═══ Records for this exercise

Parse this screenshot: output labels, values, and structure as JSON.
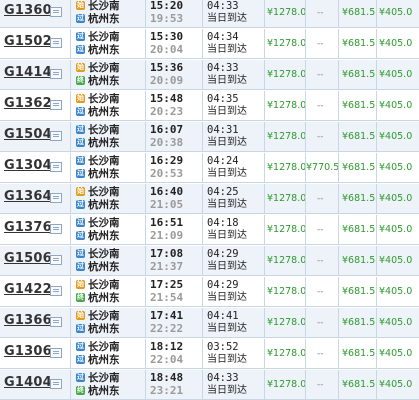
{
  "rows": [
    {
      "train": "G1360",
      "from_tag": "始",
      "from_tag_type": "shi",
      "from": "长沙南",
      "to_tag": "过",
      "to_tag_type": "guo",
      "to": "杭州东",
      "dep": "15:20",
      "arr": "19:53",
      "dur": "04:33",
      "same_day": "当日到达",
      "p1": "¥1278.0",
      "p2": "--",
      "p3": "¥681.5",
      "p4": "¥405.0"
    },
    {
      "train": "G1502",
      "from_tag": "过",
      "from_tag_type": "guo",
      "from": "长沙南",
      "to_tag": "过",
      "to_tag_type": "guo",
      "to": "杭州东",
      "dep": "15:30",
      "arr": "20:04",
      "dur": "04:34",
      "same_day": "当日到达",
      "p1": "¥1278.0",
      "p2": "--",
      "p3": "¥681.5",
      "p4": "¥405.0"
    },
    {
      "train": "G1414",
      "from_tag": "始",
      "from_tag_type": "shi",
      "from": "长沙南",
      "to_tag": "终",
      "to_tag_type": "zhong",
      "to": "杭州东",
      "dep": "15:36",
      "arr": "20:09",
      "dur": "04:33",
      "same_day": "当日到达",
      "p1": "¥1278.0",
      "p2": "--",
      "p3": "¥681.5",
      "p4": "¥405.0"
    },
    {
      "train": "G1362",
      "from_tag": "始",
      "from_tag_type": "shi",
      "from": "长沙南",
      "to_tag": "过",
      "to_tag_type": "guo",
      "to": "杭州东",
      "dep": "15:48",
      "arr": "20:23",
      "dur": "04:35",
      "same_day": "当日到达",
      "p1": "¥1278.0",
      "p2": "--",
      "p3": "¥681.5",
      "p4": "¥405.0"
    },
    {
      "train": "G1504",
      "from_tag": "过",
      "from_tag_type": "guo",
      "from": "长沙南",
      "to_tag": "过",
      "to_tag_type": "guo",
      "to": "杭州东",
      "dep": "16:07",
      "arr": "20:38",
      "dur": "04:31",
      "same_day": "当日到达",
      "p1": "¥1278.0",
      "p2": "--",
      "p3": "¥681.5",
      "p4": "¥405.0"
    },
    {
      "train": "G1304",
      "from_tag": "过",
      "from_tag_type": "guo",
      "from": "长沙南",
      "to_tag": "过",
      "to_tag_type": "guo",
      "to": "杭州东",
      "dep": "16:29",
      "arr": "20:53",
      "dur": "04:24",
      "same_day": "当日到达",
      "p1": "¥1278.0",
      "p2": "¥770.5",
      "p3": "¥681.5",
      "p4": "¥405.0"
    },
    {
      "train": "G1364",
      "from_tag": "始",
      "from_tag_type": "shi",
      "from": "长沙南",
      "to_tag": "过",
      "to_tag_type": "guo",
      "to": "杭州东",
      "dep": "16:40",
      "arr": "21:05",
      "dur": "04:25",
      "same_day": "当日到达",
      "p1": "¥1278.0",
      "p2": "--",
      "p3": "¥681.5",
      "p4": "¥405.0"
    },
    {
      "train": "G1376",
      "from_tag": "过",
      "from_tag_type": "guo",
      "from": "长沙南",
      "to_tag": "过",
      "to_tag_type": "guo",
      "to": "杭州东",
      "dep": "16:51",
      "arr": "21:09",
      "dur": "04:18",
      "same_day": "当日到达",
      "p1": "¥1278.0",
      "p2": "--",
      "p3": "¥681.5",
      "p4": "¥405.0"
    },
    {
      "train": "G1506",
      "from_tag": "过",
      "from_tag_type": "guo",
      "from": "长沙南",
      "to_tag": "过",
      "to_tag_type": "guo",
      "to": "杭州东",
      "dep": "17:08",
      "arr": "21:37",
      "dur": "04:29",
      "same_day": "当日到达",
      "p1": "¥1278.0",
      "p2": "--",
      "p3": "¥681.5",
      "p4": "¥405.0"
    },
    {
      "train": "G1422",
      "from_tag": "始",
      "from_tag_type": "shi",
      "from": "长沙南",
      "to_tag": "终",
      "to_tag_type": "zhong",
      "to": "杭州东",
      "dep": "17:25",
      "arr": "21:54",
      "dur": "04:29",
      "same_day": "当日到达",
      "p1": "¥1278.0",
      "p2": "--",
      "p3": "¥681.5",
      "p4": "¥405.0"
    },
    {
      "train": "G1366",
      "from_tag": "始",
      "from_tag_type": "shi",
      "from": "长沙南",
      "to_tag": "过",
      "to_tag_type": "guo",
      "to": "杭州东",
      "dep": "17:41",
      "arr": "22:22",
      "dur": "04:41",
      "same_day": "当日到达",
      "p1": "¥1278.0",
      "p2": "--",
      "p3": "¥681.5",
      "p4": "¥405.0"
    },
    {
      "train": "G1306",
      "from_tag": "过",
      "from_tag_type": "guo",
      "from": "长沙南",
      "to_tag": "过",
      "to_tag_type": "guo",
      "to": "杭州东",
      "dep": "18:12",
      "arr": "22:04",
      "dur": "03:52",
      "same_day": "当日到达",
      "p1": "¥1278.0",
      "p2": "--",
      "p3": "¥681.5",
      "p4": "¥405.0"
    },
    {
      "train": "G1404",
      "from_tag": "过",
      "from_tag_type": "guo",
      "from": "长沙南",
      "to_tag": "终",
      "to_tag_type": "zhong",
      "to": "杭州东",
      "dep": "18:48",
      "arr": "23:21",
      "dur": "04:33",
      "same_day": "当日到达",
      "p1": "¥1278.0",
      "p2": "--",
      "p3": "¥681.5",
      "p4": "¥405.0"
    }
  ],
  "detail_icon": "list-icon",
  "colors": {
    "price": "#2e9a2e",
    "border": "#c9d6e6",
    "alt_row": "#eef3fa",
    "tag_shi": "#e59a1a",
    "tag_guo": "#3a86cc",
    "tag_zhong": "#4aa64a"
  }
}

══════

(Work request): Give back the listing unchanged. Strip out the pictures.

(Task response):
Parse this screenshot: output labels, values, and structure as JSON.
{
  "rows": [
    {
      "train": "G1360",
      "from_tag": "始",
      "from_tag_type": "shi",
      "from": "长沙南",
      "to_tag": "过",
      "to_tag_type": "guo",
      "to": "杭州东",
      "dep": "15:20",
      "arr": "19:53",
      "dur": "04:33",
      "same_day": "当日到达",
      "p1": "¥1278.0",
      "p2": "--",
      "p3": "¥681.5",
      "p4": "¥405.0"
    },
    {
      "train": "G1502",
      "from_tag": "过",
      "from_tag_type": "guo",
      "from": "长沙南",
      "to_tag": "过",
      "to_tag_type": "guo",
      "to": "杭州东",
      "dep": "15:30",
      "arr": "20:04",
      "dur": "04:34",
      "same_day": "当日到达",
      "p1": "¥1278.0",
      "p2": "--",
      "p3": "¥681.5",
      "p4": "¥405.0"
    },
    {
      "train": "G1414",
      "from_tag": "始",
      "from_tag_type": "shi",
      "from": "长沙南",
      "to_tag": "终",
      "to_tag_type": "zhong",
      "to": "杭州东",
      "dep": "15:36",
      "arr": "20:09",
      "dur": "04:33",
      "same_day": "当日到达",
      "p1": "¥1278.0",
      "p2": "--",
      "p3": "¥681.5",
      "p4": "¥405.0"
    },
    {
      "train": "G1362",
      "from_tag": "始",
      "from_tag_type": "shi",
      "from": "长沙南",
      "to_tag": "过",
      "to_tag_type": "guo",
      "to": "杭州东",
      "dep": "15:48",
      "arr": "20:23",
      "dur": "04:35",
      "same_day": "当日到达",
      "p1": "¥1278.0",
      "p2": "--",
      "p3": "¥681.5",
      "p4": "¥405.0"
    },
    {
      "train": "G1504",
      "from_tag": "过",
      "from_tag_type": "guo",
      "from": "长沙南",
      "to_tag": "过",
      "to_tag_type": "guo",
      "to": "杭州东",
      "dep": "16:07",
      "arr": "20:38",
      "dur": "04:31",
      "same_day": "当日到达",
      "p1": "¥1278.0",
      "p2": "--",
      "p3": "¥681.5",
      "p4": "¥405.0"
    },
    {
      "train": "G1304",
      "from_tag": "过",
      "from_tag_type": "guo",
      "from": "长沙南",
      "to_tag": "过",
      "to_tag_type": "guo",
      "to": "杭州东",
      "dep": "16:29",
      "arr": "20:53",
      "dur": "04:24",
      "same_day": "当日到达",
      "p1": "¥1278.0",
      "p2": "¥770.5",
      "p3": "¥681.5",
      "p4": "¥405.0"
    },
    {
      "train": "G1364",
      "from_tag": "始",
      "from_tag_type": "shi",
      "from": "长沙南",
      "to_tag": "过",
      "to_tag_type": "guo",
      "to": "杭州东",
      "dep": "16:40",
      "arr": "21:05",
      "dur": "04:25",
      "same_day": "当日到达",
      "p1": "¥1278.0",
      "p2": "--",
      "p3": "¥681.5",
      "p4": "¥405.0"
    },
    {
      "train": "G1376",
      "from_tag": "过",
      "from_tag_type": "guo",
      "from": "长沙南",
      "to_tag": "过",
      "to_tag_type": "guo",
      "to": "杭州东",
      "dep": "16:51",
      "arr": "21:09",
      "dur": "04:18",
      "same_day": "当日到达",
      "p1": "¥1278.0",
      "p2": "--",
      "p3": "¥681.5",
      "p4": "¥405.0"
    },
    {
      "train": "G1506",
      "from_tag": "过",
      "from_tag_type": "guo",
      "from": "长沙南",
      "to_tag": "过",
      "to_tag_type": "guo",
      "to": "杭州东",
      "dep": "17:08",
      "arr": "21:37",
      "dur": "04:29",
      "same_day": "当日到达",
      "p1": "¥1278.0",
      "p2": "--",
      "p3": "¥681.5",
      "p4": "¥405.0"
    },
    {
      "train": "G1422",
      "from_tag": "始",
      "from_tag_type": "shi",
      "from": "长沙南",
      "to_tag": "终",
      "to_tag_type": "zhong",
      "to": "杭州东",
      "dep": "17:25",
      "arr": "21:54",
      "dur": "04:29",
      "same_day": "当日到达",
      "p1": "¥1278.0",
      "p2": "--",
      "p3": "¥681.5",
      "p4": "¥405.0"
    },
    {
      "train": "G1366",
      "from_tag": "始",
      "from_tag_type": "shi",
      "from": "长沙南",
      "to_tag": "过",
      "to_tag_type": "guo",
      "to": "杭州东",
      "dep": "17:41",
      "arr": "22:22",
      "dur": "04:41",
      "same_day": "当日到达",
      "p1": "¥1278.0",
      "p2": "--",
      "p3": "¥681.5",
      "p4": "¥405.0"
    },
    {
      "train": "G1306",
      "from_tag": "过",
      "from_tag_type": "guo",
      "from": "长沙南",
      "to_tag": "过",
      "to_tag_type": "guo",
      "to": "杭州东",
      "dep": "18:12",
      "arr": "22:04",
      "dur": "03:52",
      "same_day": "当日到达",
      "p1": "¥1278.0",
      "p2": "--",
      "p3": "¥681.5",
      "p4": "¥405.0"
    },
    {
      "train": "G1404",
      "from_tag": "过",
      "from_tag_type": "guo",
      "from": "长沙南",
      "to_tag": "终",
      "to_tag_type": "zhong",
      "to": "杭州东",
      "dep": "18:48",
      "arr": "23:21",
      "dur": "04:33",
      "same_day": "当日到达",
      "p1": "¥1278.0",
      "p2": "--",
      "p3": "¥681.5",
      "p4": "¥405.0"
    }
  ],
  "detail_icon": "list-icon",
  "colors": {
    "price": "#2e9a2e",
    "border": "#c9d6e6",
    "alt_row": "#eef3fa",
    "tag_shi": "#e59a1a",
    "tag_guo": "#3a86cc",
    "tag_zhong": "#4aa64a"
  }
}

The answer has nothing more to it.